## WHAT YOU SHOULD DO
Exact copy, no pictures: output all the records that follow.

━━ RECORDS TO PROCESS ━━

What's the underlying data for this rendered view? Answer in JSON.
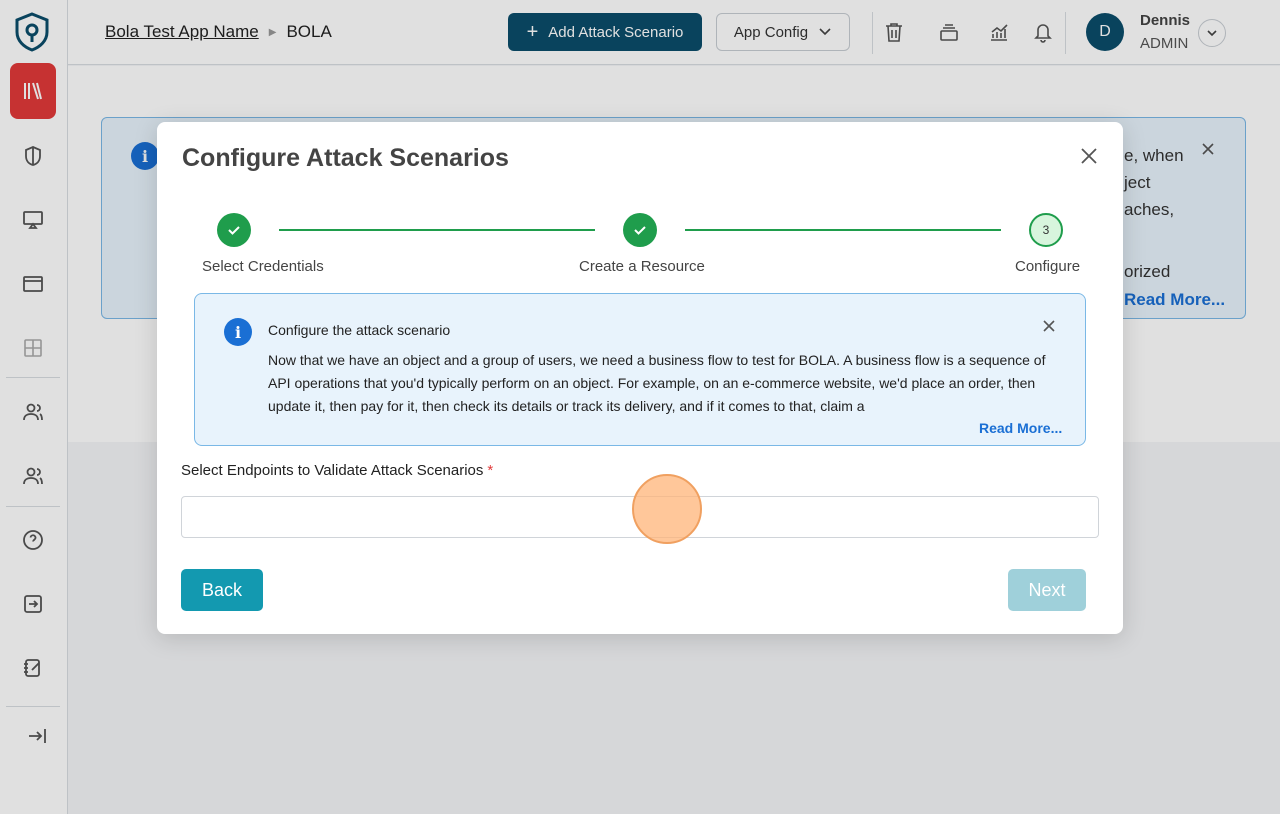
{
  "header": {
    "breadcrumb_app": "Bola Test App Name",
    "breadcrumb_page": "BOLA",
    "add_scenario_label": "Add Attack Scenario",
    "app_config_label": "App Config",
    "user_initial": "D",
    "user_name": "Dennis",
    "user_role": "ADMIN"
  },
  "background": {
    "banner_lines": [
      "e, when",
      "ject",
      "aches,",
      "orized"
    ],
    "read_more": "Read More..."
  },
  "modal": {
    "title": "Configure Attack Scenarios",
    "steps": [
      {
        "label": "Select Credentials",
        "state": "done"
      },
      {
        "label": "Create a Resource",
        "state": "done"
      },
      {
        "label": "Configure",
        "number": "3",
        "state": "current"
      }
    ],
    "info": {
      "title": "Configure the attack scenario",
      "body": "Now that we have an object and a group of users, we need a business flow to test for BOLA. A business flow is a sequence of API operations that you'd typically perform on an object. For example, on an e-commerce website, we'd place an order, then update it, then pay for it, then check its details or track its delivery, and if it comes to that, claim a",
      "read_more": "Read More..."
    },
    "field_label": "Select Endpoints to Validate Attack Scenarios",
    "field_required_mark": "*",
    "field_value": "",
    "back_label": "Back",
    "next_label": "Next"
  },
  "colors": {
    "primary": "#0b4d6a",
    "teal": "#1399b0",
    "success": "#1f9d4c",
    "danger": "#e23a3a",
    "link": "#1a6fd4"
  }
}
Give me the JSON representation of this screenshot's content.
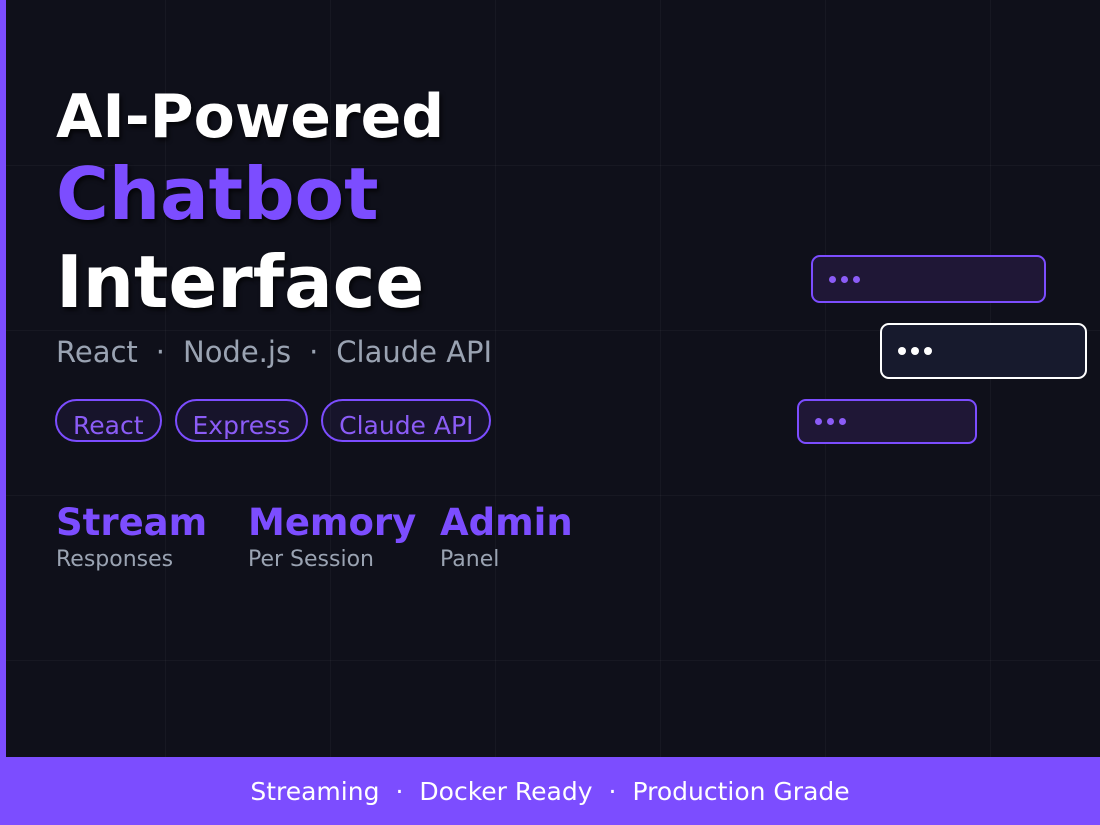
{
  "colors": {
    "background": "#0f101a",
    "accent": "#7c4dff",
    "text_primary": "#ffffff",
    "text_muted": "#9aa3b2"
  },
  "title": {
    "line1": "AI-Powered",
    "line2": "Chatbot",
    "line3": "Interface"
  },
  "subtitle": {
    "items": [
      "React",
      "Node.js",
      "Claude API"
    ],
    "separator": "·"
  },
  "tags": [
    "React",
    "Express",
    "Claude API"
  ],
  "stats": [
    {
      "value": "Stream",
      "label": "Responses"
    },
    {
      "value": "Memory",
      "label": "Per Session"
    },
    {
      "value": "Admin",
      "label": "Panel"
    }
  ],
  "chat_bubbles": [
    {
      "role": "assistant",
      "icon": "typing-dots"
    },
    {
      "role": "user",
      "icon": "typing-dots"
    },
    {
      "role": "assistant",
      "icon": "typing-dots"
    }
  ],
  "footer": {
    "items": [
      "Streaming",
      "Docker Ready",
      "Production Grade"
    ],
    "separator": "·"
  }
}
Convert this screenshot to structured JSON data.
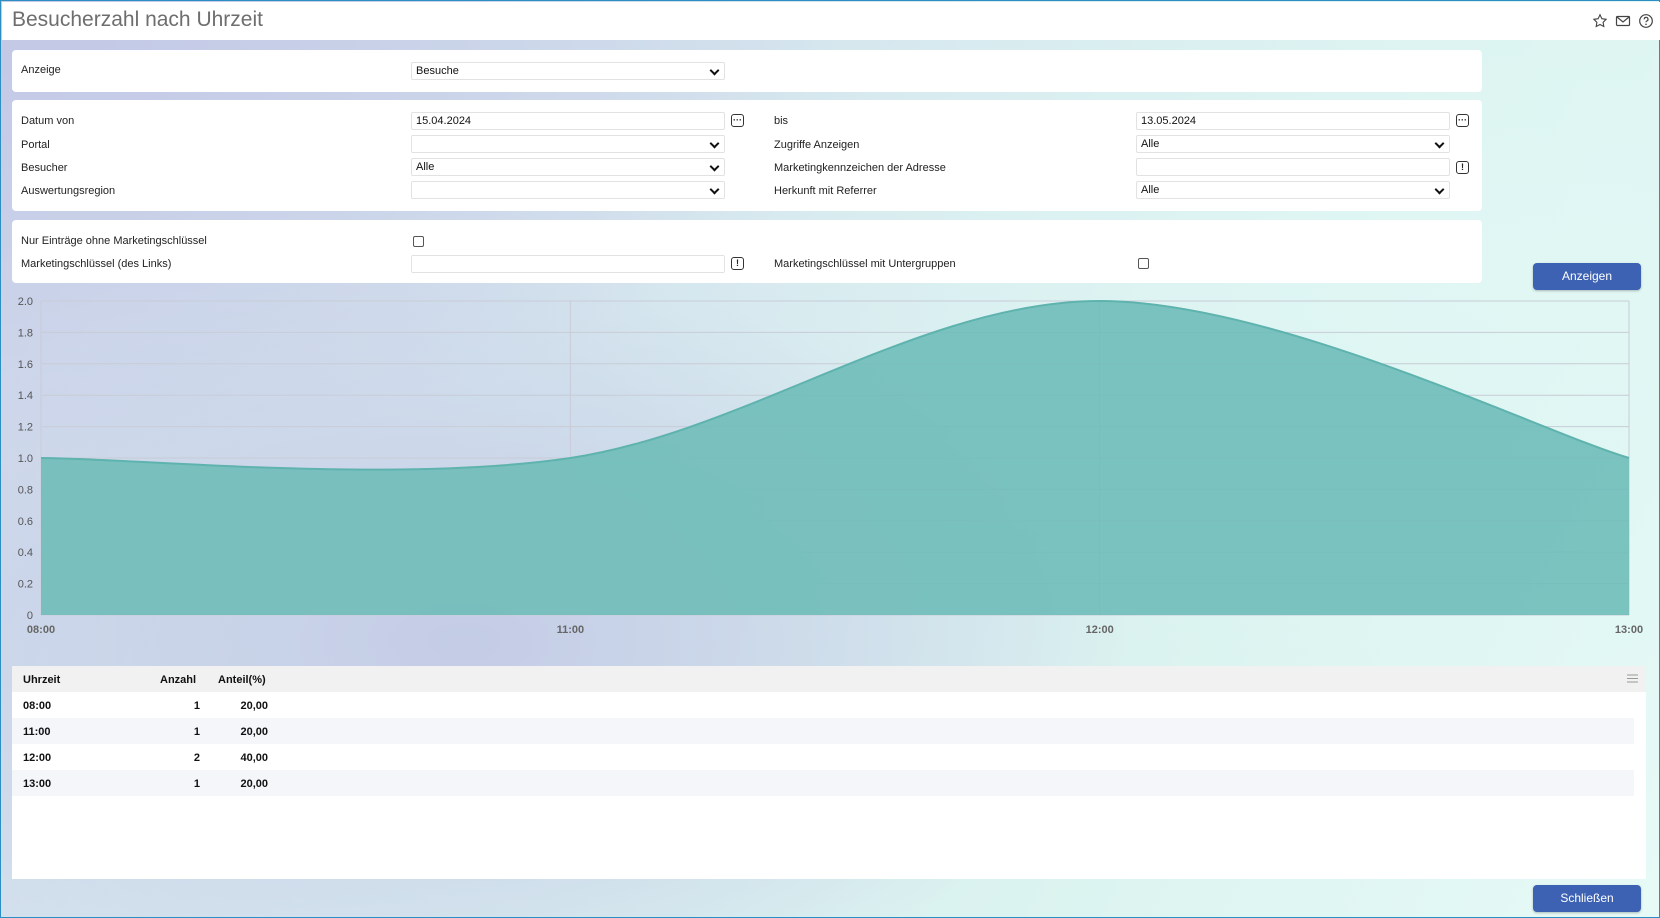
{
  "header": {
    "title": "Besucherzahl nach Uhrzeit",
    "icons": [
      "star-icon",
      "mail-icon",
      "help-icon"
    ]
  },
  "display_panel": {
    "anzeige_label": "Anzeige",
    "anzeige_value": "Besuche"
  },
  "filter_panel": {
    "datum_von_label": "Datum von",
    "datum_von_value": "15.04.2024",
    "bis_label": "bis",
    "bis_value": "13.05.2024",
    "portal_label": "Portal",
    "portal_value": "",
    "zugriffe_label": "Zugriffe Anzeigen",
    "zugriffe_value": "Alle",
    "besucher_label": "Besucher",
    "besucher_value": "Alle",
    "marketingkennzeichen_label": "Marketingkennzeichen der Adresse",
    "marketingkennzeichen_value": "",
    "auswertungsregion_label": "Auswertungsregion",
    "auswertungsregion_value": "",
    "herkunft_label": "Herkunft mit Referrer",
    "herkunft_value": "Alle"
  },
  "marketing_panel": {
    "nur_eintraege_label": "Nur Einträge ohne Marketingschlüssel",
    "nur_eintraege_checked": false,
    "schluessel_label": "Marketingschlüssel (des Links)",
    "schluessel_value": "",
    "untergruppen_label": "Marketingschlüssel mit Untergruppen",
    "untergruppen_checked": false
  },
  "buttons": {
    "anzeigen": "Anzeigen",
    "schliessen": "Schließen"
  },
  "chart_data": {
    "type": "area",
    "x": [
      "08:00",
      "11:00",
      "12:00",
      "13:00"
    ],
    "series": [
      {
        "values": [
          1,
          1,
          2,
          1
        ]
      }
    ],
    "ylim": [
      0,
      2.0
    ],
    "yticks": [
      "0",
      "0.2",
      "0.4",
      "0.6",
      "0.8",
      "1.0",
      "1.2",
      "1.4",
      "1.6",
      "1.8",
      "2.0"
    ],
    "grid": true,
    "fill_color": "#6fbcb9",
    "line_color": "#5fb3ae"
  },
  "table": {
    "columns": [
      "Uhrzeit",
      "Anzahl",
      "Anteil(%)"
    ],
    "rows": [
      [
        "08:00",
        "1",
        "20,00"
      ],
      [
        "11:00",
        "1",
        "20,00"
      ],
      [
        "12:00",
        "2",
        "40,00"
      ],
      [
        "13:00",
        "1",
        "20,00"
      ]
    ]
  }
}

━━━

## RESULT
What's the underlying data for this rendered view? Answer in JSON.
{
  "header": {
    "breadcrumb_app": "Bola Test App Name",
    "breadcrumb_page": "BOLA",
    "add_scenario_label": "Add Attack Scenario",
    "app_config_label": "App Config",
    "user_initial": "D",
    "user_name": "Dennis",
    "user_role": "ADMIN"
  },
  "background": {
    "banner_lines": [
      "e, when",
      "ject",
      "aches,",
      "orized"
    ],
    "read_more": "Read More..."
  },
  "modal": {
    "title": "Configure Attack Scenarios",
    "steps": [
      {
        "label": "Select Credentials",
        "state": "done"
      },
      {
        "label": "Create a Resource",
        "state": "done"
      },
      {
        "label": "Configure",
        "number": "3",
        "state": "current"
      }
    ],
    "info": {
      "title": "Configure the attack scenario",
      "body": "Now that we have an object and a group of users, we need a business flow to test for BOLA. A business flow is a sequence of API operations that you'd typically perform on an object. For example, on an e-commerce website, we'd place an order, then update it, then pay for it, then check its details or track its delivery, and if it comes to that, claim a",
      "read_more": "Read More..."
    },
    "field_label": "Select Endpoints to Validate Attack Scenarios",
    "field_required_mark": "*",
    "field_value": "",
    "back_label": "Back",
    "next_label": "Next"
  },
  "colors": {
    "primary": "#0b4d6a",
    "teal": "#1399b0",
    "success": "#1f9d4c",
    "danger": "#e23a3a",
    "link": "#1a6fd4"
  }
}
Give me the JSON representation of this screenshot's content.
{
  "colors": {
    "background": "#0f101a",
    "accent": "#7c4dff",
    "text_primary": "#ffffff",
    "text_muted": "#9aa3b2"
  },
  "title": {
    "line1": "AI-Powered",
    "line2": "Chatbot",
    "line3": "Interface"
  },
  "subtitle": {
    "items": [
      "React",
      "Node.js",
      "Claude API"
    ],
    "separator": "·"
  },
  "tags": [
    "React",
    "Express",
    "Claude API"
  ],
  "stats": [
    {
      "value": "Stream",
      "label": "Responses"
    },
    {
      "value": "Memory",
      "label": "Per Session"
    },
    {
      "value": "Admin",
      "label": "Panel"
    }
  ],
  "chat_bubbles": [
    {
      "role": "assistant",
      "icon": "typing-dots"
    },
    {
      "role": "user",
      "icon": "typing-dots"
    },
    {
      "role": "assistant",
      "icon": "typing-dots"
    }
  ],
  "footer": {
    "items": [
      "Streaming",
      "Docker Ready",
      "Production Grade"
    ],
    "separator": "·"
  }
}
Convert this screenshot to structured JSON data.
{
  "header": {
    "title": "Besucherzahl nach Uhrzeit",
    "icons": [
      "star-icon",
      "mail-icon",
      "help-icon"
    ]
  },
  "display_panel": {
    "anzeige_label": "Anzeige",
    "anzeige_value": "Besuche"
  },
  "filter_panel": {
    "datum_von_label": "Datum von",
    "datum_von_value": "15.04.2024",
    "bis_label": "bis",
    "bis_value": "13.05.2024",
    "portal_label": "Portal",
    "portal_value": "",
    "zugriffe_label": "Zugriffe Anzeigen",
    "zugriffe_value": "Alle",
    "besucher_label": "Besucher",
    "besucher_value": "Alle",
    "marketingkennzeichen_label": "Marketingkennzeichen der Adresse",
    "marketingkennzeichen_value": "",
    "auswertungsregion_label": "Auswertungsregion",
    "auswertungsregion_value": "",
    "herkunft_label": "Herkunft mit Referrer",
    "herkunft_value": "Alle"
  },
  "marketing_panel": {
    "nur_eintraege_label": "Nur Einträge ohne Marketingschlüssel",
    "nur_eintraege_checked": false,
    "schluessel_label": "Marketingschlüssel (des Links)",
    "schluessel_value": "",
    "untergruppen_label": "Marketingschlüssel mit Untergruppen",
    "untergruppen_checked": false
  },
  "buttons": {
    "anzeigen": "Anzeigen",
    "schliessen": "Schließen"
  },
  "chart_data": {
    "type": "area",
    "x": [
      "08:00",
      "11:00",
      "12:00",
      "13:00"
    ],
    "series": [
      {
        "values": [
          1,
          1,
          2,
          1
        ]
      }
    ],
    "ylim": [
      0,
      2.0
    ],
    "yticks": [
      "0",
      "0.2",
      "0.4",
      "0.6",
      "0.8",
      "1.0",
      "1.2",
      "1.4",
      "1.6",
      "1.8",
      "2.0"
    ],
    "grid": true,
    "fill_color": "#6fbcb9",
    "line_color": "#5fb3ae"
  },
  "table": {
    "columns": [
      "Uhrzeit",
      "Anzahl",
      "Anteil(%)"
    ],
    "rows": [
      [
        "08:00",
        "1",
        "20,00"
      ],
      [
        "11:00",
        "1",
        "20,00"
      ],
      [
        "12:00",
        "2",
        "40,00"
      ],
      [
        "13:00",
        "1",
        "20,00"
      ]
    ]
  }
}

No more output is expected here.